1) They asked, “When will these things be?” Were they asking for a predictive sign to tell them when the destruction of the temple was about to happen? Yes, the sign they sought here was a predictive one.

2) They wanted a sign of the “coming” of Jesus, i.e. His arrival on the scene to remedy a problem only He could solve, thus demonstrating His great power and glory. For this one they could have been referring to either a predictive sign or a confirmation sign. But think about it this way, they had been with Jesus long enough to know He was not likely to tell them ahead of time what He was going to do; He would just do it. Jesus was completely unpredictable. They were hoping He would someday do something about what they considered their biggest problem– the Romans, and when He took care of them it would be a sign confirming who He was. While they wanted to ask “When are you going to deal with Rome?” they knew He was not likely to answer the “when” question. Instead they had to ask their other questions: “Are you ever going to pull out all the stops and do something about the Romans? When you do, we will know it because it will be obvious, right? Or will you do something we won’t understand? Please tell us how you will demonstrate and confirm the extent of your power.” 3) They also wanted a sign of “the end of the age.” This one could also go either way, but a confirming sign fits better than a predictive sign here. Let

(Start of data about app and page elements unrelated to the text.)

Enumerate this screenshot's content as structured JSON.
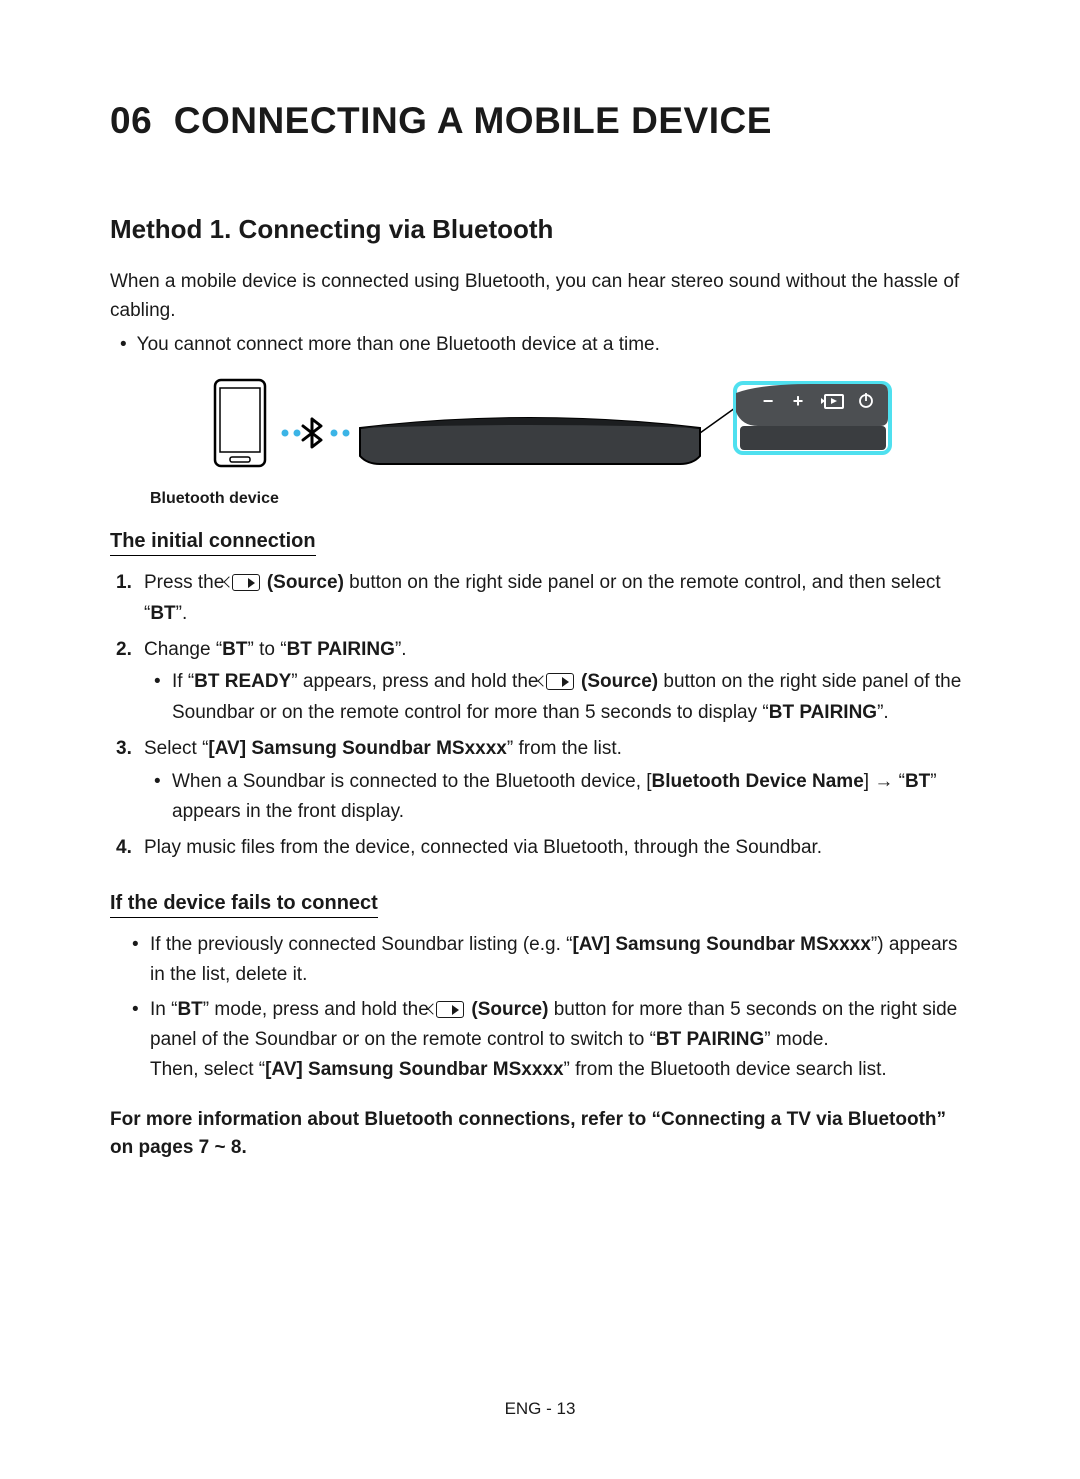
{
  "chapter_num": "06",
  "chapter_title": "CONNECTING A MOBILE DEVICE",
  "method_heading": "Method 1. Connecting via Bluetooth",
  "intro": "When a mobile device is connected using Bluetooth, you can hear stereo sound without the hassle of cabling.",
  "top_bullet": "You cannot connect more than one Bluetooth device at a time.",
  "diagram_caption": "Bluetooth device",
  "subhead1": "The initial connection",
  "steps": [
    {
      "pre": "Press the ",
      "source_label": "(Source)",
      "post": " button on the right side panel or on the remote control, and then select “",
      "bold_end": "BT",
      "tail": "”."
    },
    {
      "text_parts": [
        "Change “",
        "BT",
        "” to “",
        "BT PAIRING",
        "”."
      ],
      "sub": {
        "pre": "If “",
        "b1": "BT READY",
        "mid1": "” appears, press and hold the ",
        "source_label": "(Source)",
        "mid2": " button on the right side panel of the Soundbar or on the remote control for more than 5 seconds to display “",
        "b2": "BT PAIRING",
        "tail": "”."
      }
    },
    {
      "text_parts": [
        "Select “",
        "[AV] Samsung Soundbar MSxxxx",
        "” from the list."
      ],
      "sub": {
        "pre": "When a Soundbar is connected to the Bluetooth device, [",
        "b1": "Bluetooth Device Name",
        "mid": "] → “",
        "b2": "BT",
        "tail": "” appears in the front display."
      }
    },
    {
      "plain": "Play music files from the device, connected via Bluetooth, through the Soundbar."
    }
  ],
  "subhead2": "If the device fails to connect",
  "fail_bullets": [
    {
      "pre": "If the previously connected Soundbar listing (e.g. “",
      "b1": "[AV] Samsung Soundbar MSxxxx",
      "tail": "”) appears in the list, delete it."
    },
    {
      "pre": "In “",
      "b1": "BT",
      "mid1": "” mode, press and hold the ",
      "source_label": "(Source)",
      "mid2": " button for more than 5 seconds on the right side panel of the Soundbar or on the remote control to switch to “",
      "b2": "BT PAIRING",
      "mid3": "” mode.",
      "line2_pre": "Then, select “",
      "line2_b": "[AV] Samsung Soundbar MSxxxx",
      "line2_tail": "” from the Bluetooth device search list."
    }
  ],
  "more_info": "For more information about Bluetooth connections, refer to “Connecting a TV via Bluetooth” on pages 7 ~ 8.",
  "footer": "ENG - 13"
}
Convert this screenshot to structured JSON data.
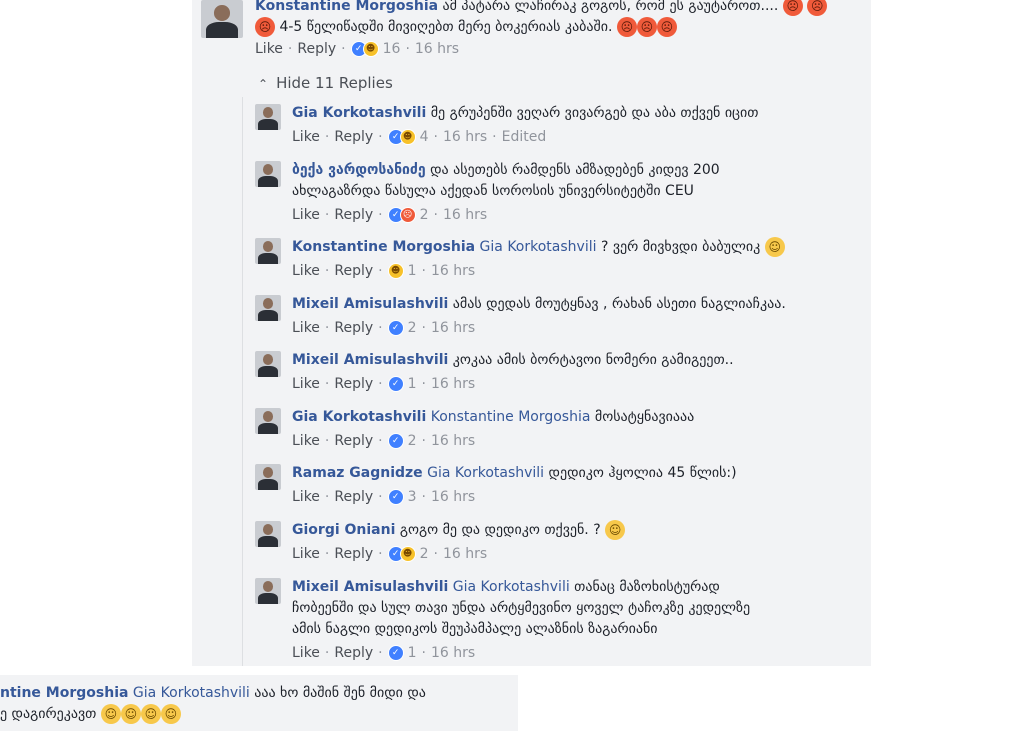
{
  "top_comment": {
    "name": "Konstantine Morgoshia",
    "line1": "ამ პატარა ლაჩირაკ გოგოს, რომ ეს გაუტაროთ.... ",
    "line2": "4-5 წელიწადში მივიღებთ მერე ბოკერიას კაბაში.",
    "like": "Like",
    "reply": "Reply",
    "count": "16",
    "time": "16 hrs"
  },
  "toggle": "Hide 11 Replies",
  "replies": [
    {
      "name": "Gia Korkotashvili",
      "tag": "",
      "lines": [
        "მე გრუპენში ვეღარ ვივარგებ და აბა თქვენ იცით"
      ],
      "count": "4",
      "time": "16 hrs",
      "edited": "Edited",
      "reactions": [
        "like",
        "haha"
      ],
      "emoji": ""
    },
    {
      "name": "ბექა ვარდოსანიძე",
      "tag": "",
      "lines": [
        "და ასეთებს რამდენს ამზადებენ კიდევ 200",
        "ახლაგაზრდა წასულა აქედან სოროსის უნივერსიტეტში CEU"
      ],
      "count": "2",
      "time": "16 hrs",
      "edited": "",
      "reactions": [
        "like",
        "angry"
      ],
      "emoji": ""
    },
    {
      "name": "Konstantine Morgoshia",
      "tag": "Gia Korkotashvili",
      "lines": [
        "? ვერ მივხვდი ბაბულიკ"
      ],
      "count": "1",
      "time": "16 hrs",
      "edited": "",
      "reactions": [
        "haha"
      ],
      "emoji": "smile"
    },
    {
      "name": "Mixeil Amisulashvili",
      "tag": "",
      "lines": [
        "ამას დედას მოუტყნავ , რახან ასეთი ნაგლიაჩკაა."
      ],
      "count": "2",
      "time": "16 hrs",
      "edited": "",
      "reactions": [
        "like"
      ],
      "emoji": ""
    },
    {
      "name": "Mixeil Amisulashvili",
      "tag": "",
      "lines": [
        "კოკაა ამის ბორტავოი ნომერი გამიგეეთ.."
      ],
      "count": "1",
      "time": "16 hrs",
      "edited": "",
      "reactions": [
        "like"
      ],
      "emoji": ""
    },
    {
      "name": "Gia Korkotashvili",
      "tag": "Konstantine Morgoshia",
      "lines": [
        "მოსატყნავიააა"
      ],
      "count": "2",
      "time": "16 hrs",
      "edited": "",
      "reactions": [
        "like"
      ],
      "emoji": ""
    },
    {
      "name": "Ramaz Gagnidze",
      "tag": "Gia Korkotashvili",
      "lines": [
        "დედიკო ჰყოლია 45 წლის:)"
      ],
      "count": "3",
      "time": "16 hrs",
      "edited": "",
      "reactions": [
        "like"
      ],
      "emoji": ""
    },
    {
      "name": "Giorgi Oniani",
      "tag": "",
      "lines": [
        "გოგო მე და დედიკო თქვენ. ?"
      ],
      "count": "2",
      "time": "16 hrs",
      "edited": "",
      "reactions": [
        "like",
        "haha"
      ],
      "emoji": "smile"
    },
    {
      "name": "Mixeil Amisulashvili",
      "tag": "Gia Korkotashvili",
      "lines": [
        "თანაც მაზოხისტურად",
        "ჩობეენში და სულ თავი უნდა არტყმევინო ყოველ ტაჩოკზე კედელზე",
        "ამის ნაგლი დედიკოს შეუპამპალე ალაზნის ზაგარიანი"
      ],
      "count": "1",
      "time": "16 hrs",
      "edited": "",
      "reactions": [
        "like"
      ],
      "emoji": ""
    }
  ],
  "bottom_comment": {
    "name": "ntine Morgoshia",
    "tag": "Gia Korkotashvili",
    "line1": "ააა ხო მაშინ შენ მიდი და",
    "line2": "ე დაგირეკავთ"
  },
  "labels": {
    "like": "Like",
    "reply": "Reply"
  }
}
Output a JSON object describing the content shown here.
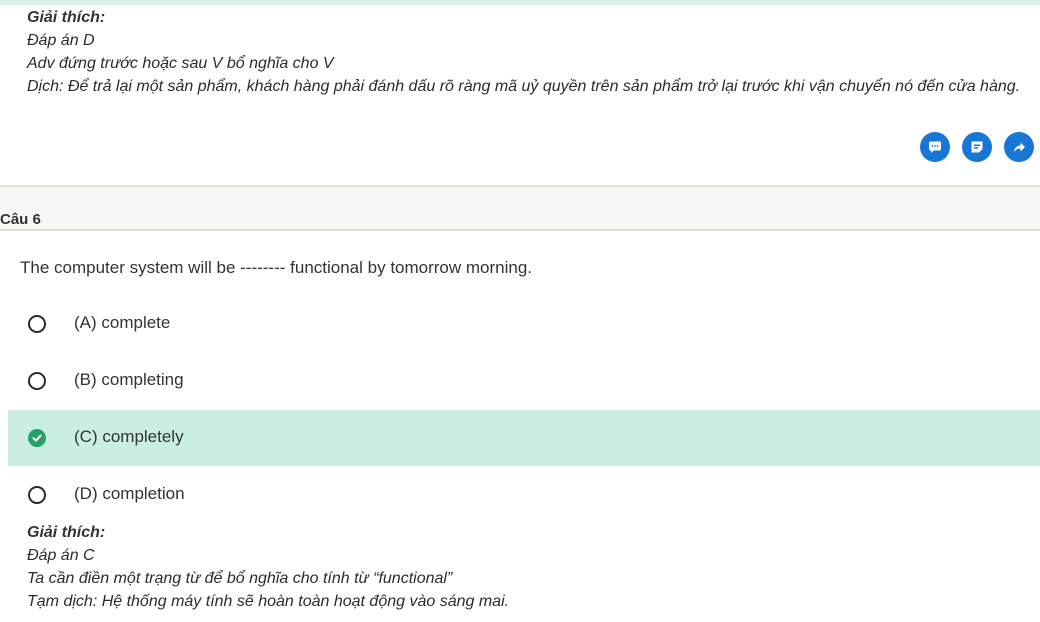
{
  "previous_explanation": {
    "heading": "Giải thích:",
    "answer": "Đáp án D",
    "note": "Adv đứng trước hoặc sau V bổ nghĩa cho V",
    "translation": "Dịch: Để trả lại một sản phẩm, khách hàng phải đánh dấu rõ ràng mã uỷ quyền trên sản phẩm trở lại trước khi vận chuyển nó đến cửa hàng."
  },
  "actions": [
    {
      "icon": "comment-icon"
    },
    {
      "icon": "note-icon"
    },
    {
      "icon": "share-icon"
    }
  ],
  "colors": {
    "accent": "#1877d5",
    "selected_bg": "#cbeee2",
    "correct": "#26a269"
  },
  "question": {
    "label": "Câu 6",
    "text": "The computer system will be -------- functional by tomorrow morning.",
    "options": [
      {
        "label": "(A) complete",
        "selected": false
      },
      {
        "label": "(B) completing",
        "selected": false
      },
      {
        "label": "(C) completely",
        "selected": true
      },
      {
        "label": "(D) completion",
        "selected": false
      }
    ]
  },
  "explanation": {
    "heading": "Giải thích:",
    "answer": "Đáp án C",
    "note": "Ta cần điền một trạng từ để bổ nghĩa cho tính từ “functional”",
    "translation": "Tạm dịch: Hệ thống máy tính sẽ hoàn toàn hoạt động vào sáng mai."
  }
}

me put words in their mouths again: “Will it be obvious to us when you bring one era to completion and you usher us into a new, glorious era? How will we know?” That was a legitimate question because Jesus was unpredictable and sometimes hard to understand.

            In my opinion, the question about the destruction of Jerusalem was a “how soon” question, the other two were seeking confirmation.   

It appears that Jesus gave them two types of signs, some signs that were predictive of the destruction of the temple, and some that served as a confirmation of the completion of His redemptive work. The destruction of the temple was definitely portrayed by Jesus as a confirmation that the new era had indeed arrived.



They asked Jesus questions about three things, but they thought all of them would be fulfilled in one major event. The first question, “When will these things be?” refers to what Jesus had just said about the temple being destroyed so completely that no stone would be left on another. He did not tell them precisely when this would happen; His emphasis was that it would happen, and what that meant. However, he did end up giving them one hint – it would happen during the natural lifespan of people in their generation (Mt 24:34).


(See the comment at the end of this verse.)


This word is often translated “end,” but it is better understood as the “completion or fulfillment” of something, its “consummation, or climax.” The simple “end” of an age could mean the simple passage of a time marker from one era to another. However, the way they used the word indicated that there was a purpose to be fulfilled, and that fulfillment had to be realized before the next “step” could be taken.

4: “The age”

The explanation of this phrase is also in the major comment below instead of in the footnotes. This phrase holds the key to understanding this entire discourse. The key is to understand the question – Which age are they asking about? Their own age, or a future age?